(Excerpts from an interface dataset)
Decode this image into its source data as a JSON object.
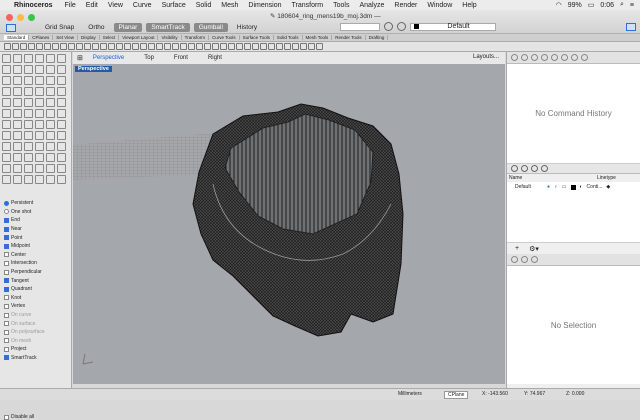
{
  "menubar": {
    "apple": "",
    "app": "Rhinoceros",
    "items": [
      "File",
      "Edit",
      "View",
      "Curve",
      "Surface",
      "Solid",
      "Mesh",
      "Dimension",
      "Transform",
      "Tools",
      "Analyze",
      "Render",
      "Window",
      "Help"
    ],
    "battery": "99%",
    "clock": "0:06"
  },
  "window": {
    "doc_title": "✎ 180604_ring_mens19b_moj.3dm —",
    "toggles": [
      {
        "label": "Grid Snap",
        "on": false
      },
      {
        "label": "Ortho",
        "on": false
      },
      {
        "label": "Planar",
        "on": true
      },
      {
        "label": "SmartTrack",
        "on": true
      },
      {
        "label": "Gumball",
        "on": true
      },
      {
        "label": "History",
        "on": false
      }
    ],
    "layer": "Default"
  },
  "toolbar_tabs": [
    "Standard",
    "CPlanes",
    "Set View",
    "Display",
    "Select",
    "Viewport Layout",
    "Visibility",
    "Transform",
    "Curve Tools",
    "Surface Tools",
    "Solid Tools",
    "Mesh Tools",
    "Render Tools",
    "Drafting"
  ],
  "osnap": {
    "persistent": "Persistent",
    "one_shot": "One shot",
    "items": [
      {
        "label": "End",
        "on": true,
        "dim": false
      },
      {
        "label": "Near",
        "on": true,
        "dim": false
      },
      {
        "label": "Point",
        "on": true,
        "dim": false
      },
      {
        "label": "Midpoint",
        "on": true,
        "dim": false
      },
      {
        "label": "Center",
        "on": false,
        "dim": false
      },
      {
        "label": "Intersection",
        "on": false,
        "dim": false
      },
      {
        "label": "Perpendicular",
        "on": false,
        "dim": false
      },
      {
        "label": "Tangent",
        "on": true,
        "dim": false
      },
      {
        "label": "Quadrant",
        "on": true,
        "dim": false
      },
      {
        "label": "Knot",
        "on": false,
        "dim": false
      },
      {
        "label": "Vertex",
        "on": false,
        "dim": false
      },
      {
        "label": "On curve",
        "on": false,
        "dim": true
      },
      {
        "label": "On surface",
        "on": false,
        "dim": true
      },
      {
        "label": "On polysurface",
        "on": false,
        "dim": true
      },
      {
        "label": "On mesh",
        "on": false,
        "dim": true
      },
      {
        "label": "Project",
        "on": false,
        "dim": false
      },
      {
        "label": "SmartTrack",
        "on": true,
        "dim": false
      }
    ],
    "disable_all": "Disable all"
  },
  "viewport": {
    "tabs": [
      "Perspective",
      "Top",
      "Front",
      "Right"
    ],
    "active_tab": "Perspective",
    "layouts": "Layouts...",
    "label": "Perspective"
  },
  "right_panel": {
    "command_history": "No Command History",
    "layers_headers": [
      "Name",
      "Linetype"
    ],
    "layer_row": {
      "name": "Default",
      "linetype": "Conti..."
    },
    "selection": "No Selection"
  },
  "statusbar": {
    "units": "Millimeters",
    "cplane": "CPlane",
    "x": "X: -143.560",
    "y": "Y: 74.967",
    "z": "Z: 0.000"
  }
}
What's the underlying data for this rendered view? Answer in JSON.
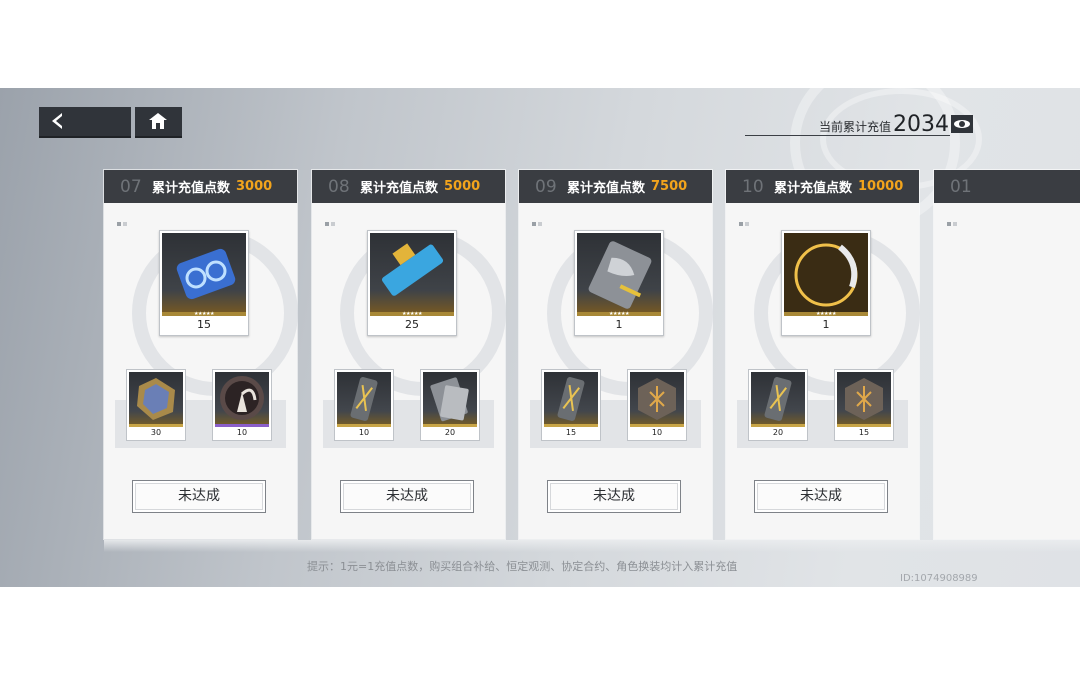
{
  "header": {
    "topup_label": "当前累计充值",
    "topup_value": "2034"
  },
  "cards": [
    {
      "num": "07",
      "label": "累计充值点数",
      "target": "3000",
      "main": {
        "qty": "15",
        "stars": "★★★★★",
        "icon": "blue-engine-part-icon"
      },
      "subs": [
        {
          "qty": "30",
          "stars": "★★★★★",
          "icon": "iridescent-crystal-icon",
          "bar_color": "#c8a547"
        },
        {
          "qty": "10",
          "stars": "★★★★",
          "icon": "winged-emblem-coin-icon",
          "bar_color": "#8a5fc9"
        }
      ],
      "status": "未达成"
    },
    {
      "num": "08",
      "label": "累计充值点数",
      "target": "5000",
      "main": {
        "qty": "25",
        "stars": "★★★★★",
        "icon": "blue-weapon-part-icon"
      },
      "subs": [
        {
          "qty": "10",
          "stars": "★★★★★",
          "icon": "gold-crystal-tube-icon",
          "bar_color": "#c8a547"
        },
        {
          "qty": "20",
          "stars": "★★★★★",
          "icon": "metal-plate-icon",
          "bar_color": "#c8a547"
        }
      ],
      "status": "未达成"
    },
    {
      "num": "09",
      "label": "累计充值点数",
      "target": "7500",
      "main": {
        "qty": "1",
        "stars": "★★★★★",
        "icon": "camo-card-icon"
      },
      "subs": [
        {
          "qty": "15",
          "stars": "★★★★★",
          "icon": "gold-crystal-tube-icon",
          "bar_color": "#c8a547"
        },
        {
          "qty": "10",
          "stars": "★★★★★",
          "icon": "rune-cube-icon",
          "bar_color": "#c8a547"
        }
      ],
      "status": "未达成"
    },
    {
      "num": "10",
      "label": "累计充值点数",
      "target": "10000",
      "main": {
        "qty": "1",
        "stars": "★★★★★",
        "icon": "golden-ring-icon"
      },
      "subs": [
        {
          "qty": "20",
          "stars": "★★★★★",
          "icon": "gold-crystal-tube-icon",
          "bar_color": "#c8a547"
        },
        {
          "qty": "15",
          "stars": "★★★★★",
          "icon": "rune-cube-icon",
          "bar_color": "#c8a547"
        }
      ],
      "status": "未达成"
    },
    {
      "num": "01",
      "label": "",
      "target": "",
      "main": {
        "qty": "",
        "stars": "",
        "icon": ""
      },
      "subs": [],
      "status": ""
    }
  ],
  "footer": {
    "hint": "提示：1元=1充值点数，购买组合补给、恒定观测、协定合约、角色换装均计入累计充值",
    "id_text": "ID:1074908989"
  },
  "colors": {
    "accent": "#f2a41c",
    "header_bg": "#3a3d42"
  }
}
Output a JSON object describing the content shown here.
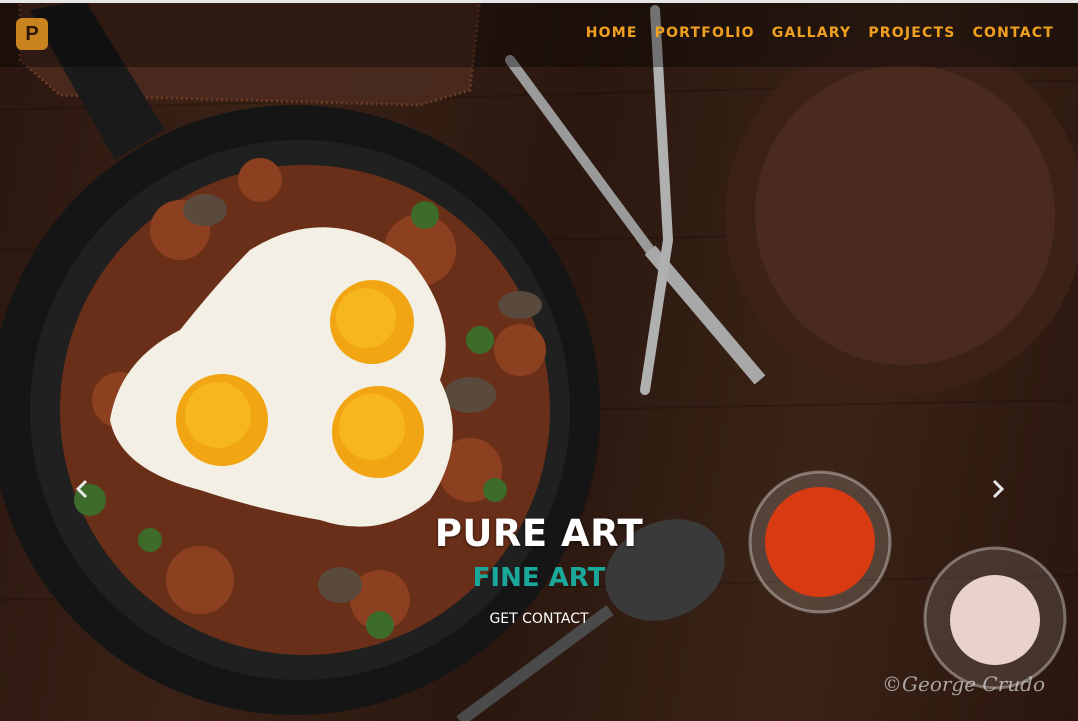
{
  "brand": {
    "logo_letter": "P"
  },
  "nav": {
    "items": [
      "HOME",
      "PORTFOLIO",
      "GALLARY",
      "PROJECTS",
      "CONTACT"
    ]
  },
  "carousel": {
    "prev_icon": "chevron-left-icon",
    "next_icon": "chevron-right-icon"
  },
  "hero": {
    "title": "PURE ART",
    "subtitle": "FINE ART",
    "cta": "GET CONTACT"
  },
  "photo": {
    "signature": "©George Crudo"
  },
  "colors": {
    "nav_accent": "#f0a020",
    "subtitle": "#1aa89a",
    "logo_bg": "#c8831f"
  }
}
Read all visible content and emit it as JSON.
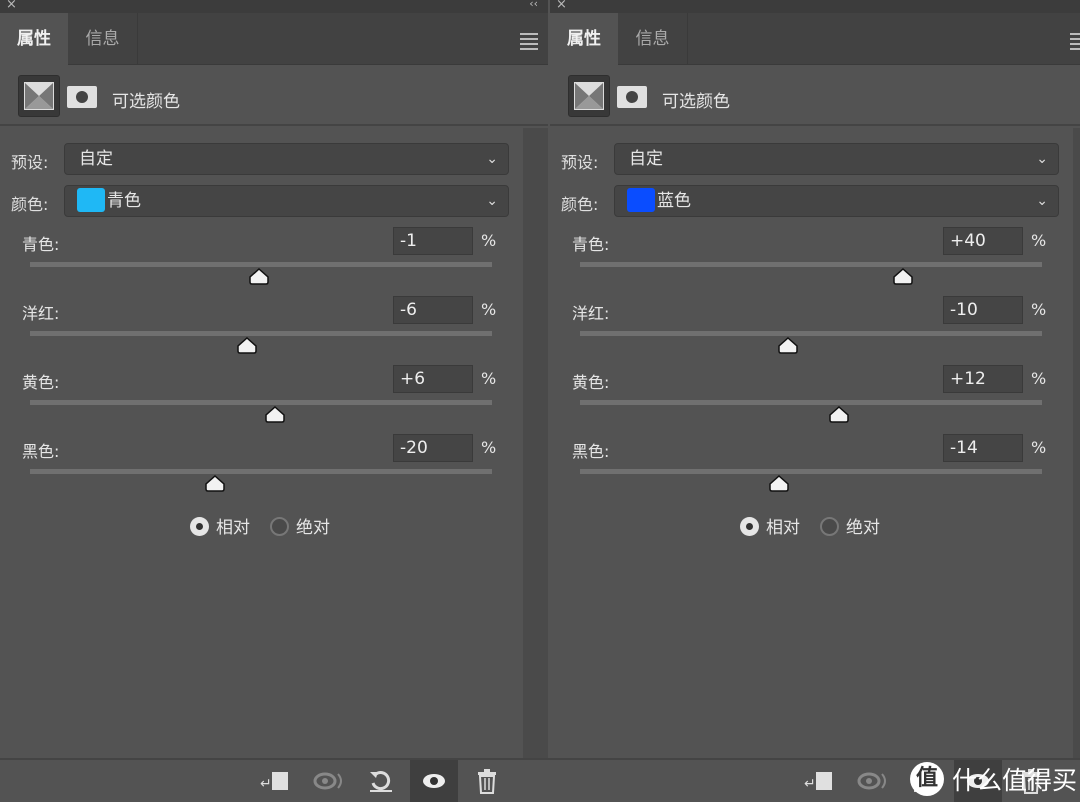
{
  "panels": [
    {
      "tabs": [
        "属性",
        "信息"
      ],
      "adjustment_title": "可选颜色",
      "preset_label": "预设:",
      "preset_value": "自定",
      "color_label": "颜色:",
      "color_value": "青色",
      "color_swatch": "#1fb8f5",
      "sliders": [
        {
          "label": "青色:",
          "value": "-1",
          "unit": "%",
          "numeric": -1
        },
        {
          "label": "洋红:",
          "value": "-6",
          "unit": "%",
          "numeric": -6
        },
        {
          "label": "黄色:",
          "value": "+6",
          "unit": "%",
          "numeric": 6
        },
        {
          "label": "黑色:",
          "value": "-20",
          "unit": "%",
          "numeric": -20
        }
      ],
      "slider_range": [
        -100,
        100
      ],
      "method_options": [
        "相对",
        "绝对"
      ],
      "method_selected": "相对"
    },
    {
      "tabs": [
        "属性",
        "信息"
      ],
      "adjustment_title": "可选颜色",
      "preset_label": "预设:",
      "preset_value": "自定",
      "color_label": "颜色:",
      "color_value": "蓝色",
      "color_swatch": "#0a4dff",
      "sliders": [
        {
          "label": "青色:",
          "value": "+40",
          "unit": "%",
          "numeric": 40
        },
        {
          "label": "洋红:",
          "value": "-10",
          "unit": "%",
          "numeric": -10
        },
        {
          "label": "黄色:",
          "value": "+12",
          "unit": "%",
          "numeric": 12
        },
        {
          "label": "黑色:",
          "value": "-14",
          "unit": "%",
          "numeric": -14
        }
      ],
      "slider_range": [
        -100,
        100
      ],
      "method_options": [
        "相对",
        "绝对"
      ],
      "method_selected": "相对"
    }
  ],
  "bottom_icons": [
    "clip-to-layer-icon",
    "view-previous-state-icon",
    "reset-icon",
    "visibility-eye-icon",
    "trash-icon"
  ],
  "watermark": "什么值得买",
  "watermark_logo": "值"
}
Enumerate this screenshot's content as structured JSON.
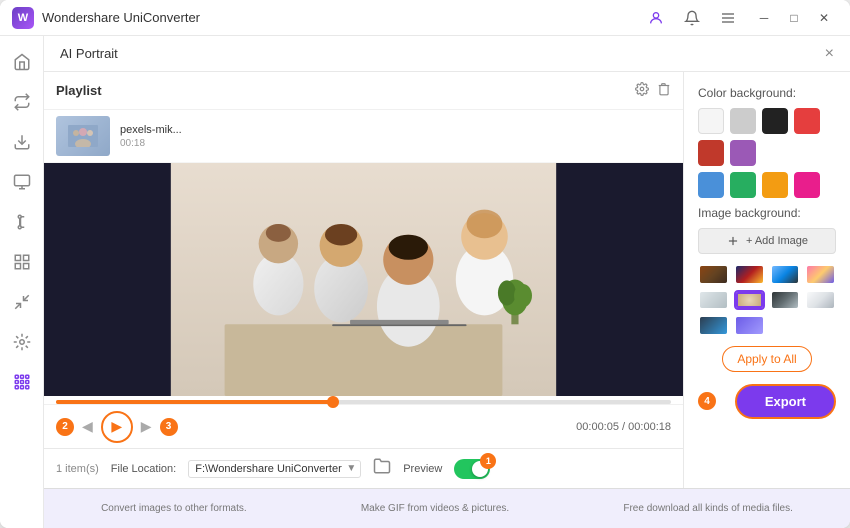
{
  "app": {
    "title": "Wondershare UniConverter",
    "logo_text": "W"
  },
  "title_bar": {
    "icons": [
      "user-icon",
      "bell-icon",
      "menu-icon"
    ],
    "win_controls": [
      "minimize",
      "maximize",
      "close"
    ]
  },
  "sidebar": {
    "items": [
      {
        "id": "home",
        "icon": "⌂",
        "label": "Home"
      },
      {
        "id": "convert",
        "icon": "⇄",
        "label": "Convert"
      },
      {
        "id": "download",
        "icon": "↓",
        "label": "Download"
      },
      {
        "id": "screen",
        "icon": "▣",
        "label": "Screen Recorder"
      },
      {
        "id": "edit",
        "icon": "✂",
        "label": "Edit"
      },
      {
        "id": "merge",
        "icon": "⊞",
        "label": "Merge"
      },
      {
        "id": "compress",
        "icon": "◫",
        "label": "Compress"
      },
      {
        "id": "watermark",
        "icon": "◈",
        "label": "Watermark"
      },
      {
        "id": "toolbox",
        "icon": "⊞",
        "label": "Toolbox"
      },
      {
        "id": "ai",
        "icon": "⠿",
        "label": "AI Tools",
        "active": true
      }
    ]
  },
  "ai_panel": {
    "title": "AI Portrait",
    "close_label": "×"
  },
  "playlist": {
    "title": "Playlist",
    "items": [
      {
        "name": "pexels-mik...",
        "duration": "00:18",
        "thumb_color": "#b0c0d0"
      }
    ]
  },
  "video": {
    "progress_pct": 45,
    "time_current": "00:00:05",
    "time_total": "00:00:18"
  },
  "controls": {
    "badge_2": "2",
    "badge_3": "3",
    "play_label": "▶",
    "prev_label": "◀",
    "next_label": "▶",
    "items_count": "1 item(s)"
  },
  "bottom_bar": {
    "file_location_label": "File Location:",
    "file_location_value": "F:\\Wondershare UniConverter",
    "preview_label": "Preview",
    "toggle_on": true,
    "badge_1": "1"
  },
  "right_panel": {
    "color_bg_label": "Color background:",
    "colors": [
      {
        "hex": "#f5f5f5",
        "label": "white"
      },
      {
        "hex": "#e8e8e8",
        "label": "light-gray"
      },
      {
        "hex": "#222222",
        "label": "black"
      },
      {
        "hex": "#e53e3e",
        "label": "red"
      },
      {
        "hex": "#c0392b",
        "label": "dark-red"
      },
      {
        "hex": "#9b59b6",
        "label": "purple"
      },
      {
        "hex": "#4a90d9",
        "label": "blue"
      },
      {
        "hex": "#27ae60",
        "label": "green"
      },
      {
        "hex": "#f39c12",
        "label": "orange"
      },
      {
        "hex": "#e91e8c",
        "label": "pink"
      }
    ],
    "image_bg_label": "Image background:",
    "add_image_label": "+ Add Image",
    "bg_thumbs": [
      {
        "class": "bg-t1",
        "label": "wood"
      },
      {
        "class": "bg-t2",
        "label": "galaxy"
      },
      {
        "class": "bg-t3",
        "label": "blue-sky"
      },
      {
        "class": "bg-t4",
        "label": "sunset"
      },
      {
        "class": "bg-t5",
        "label": "gray"
      },
      {
        "class": "bg-t6",
        "label": "beige",
        "active": true
      },
      {
        "class": "bg-t7",
        "label": "dark"
      },
      {
        "class": "bg-t8",
        "label": "office"
      },
      {
        "class": "bg-t9",
        "label": "night"
      },
      {
        "class": "bg-t10",
        "label": "purple-room"
      }
    ],
    "apply_all_label": "Apply to All",
    "export_label": "Export",
    "badge_4": "4"
  },
  "footer": {
    "features": [
      "Convert images to other formats.",
      "Make GIF from videos & pictures.",
      "Free download all kinds of media files."
    ]
  }
}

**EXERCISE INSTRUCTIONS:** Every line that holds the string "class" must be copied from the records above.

**RESULT:**
        "class": "bg-t1",
        "class": "bg-t2",
        "class": "bg-t3",
        "class": "bg-t4",
        "class": "bg-t5",
        "class": "bg-t6",
        "class": "bg-t7",
        "class": "bg-t8",
        "class": "bg-t9",
        "class": "bg-t10",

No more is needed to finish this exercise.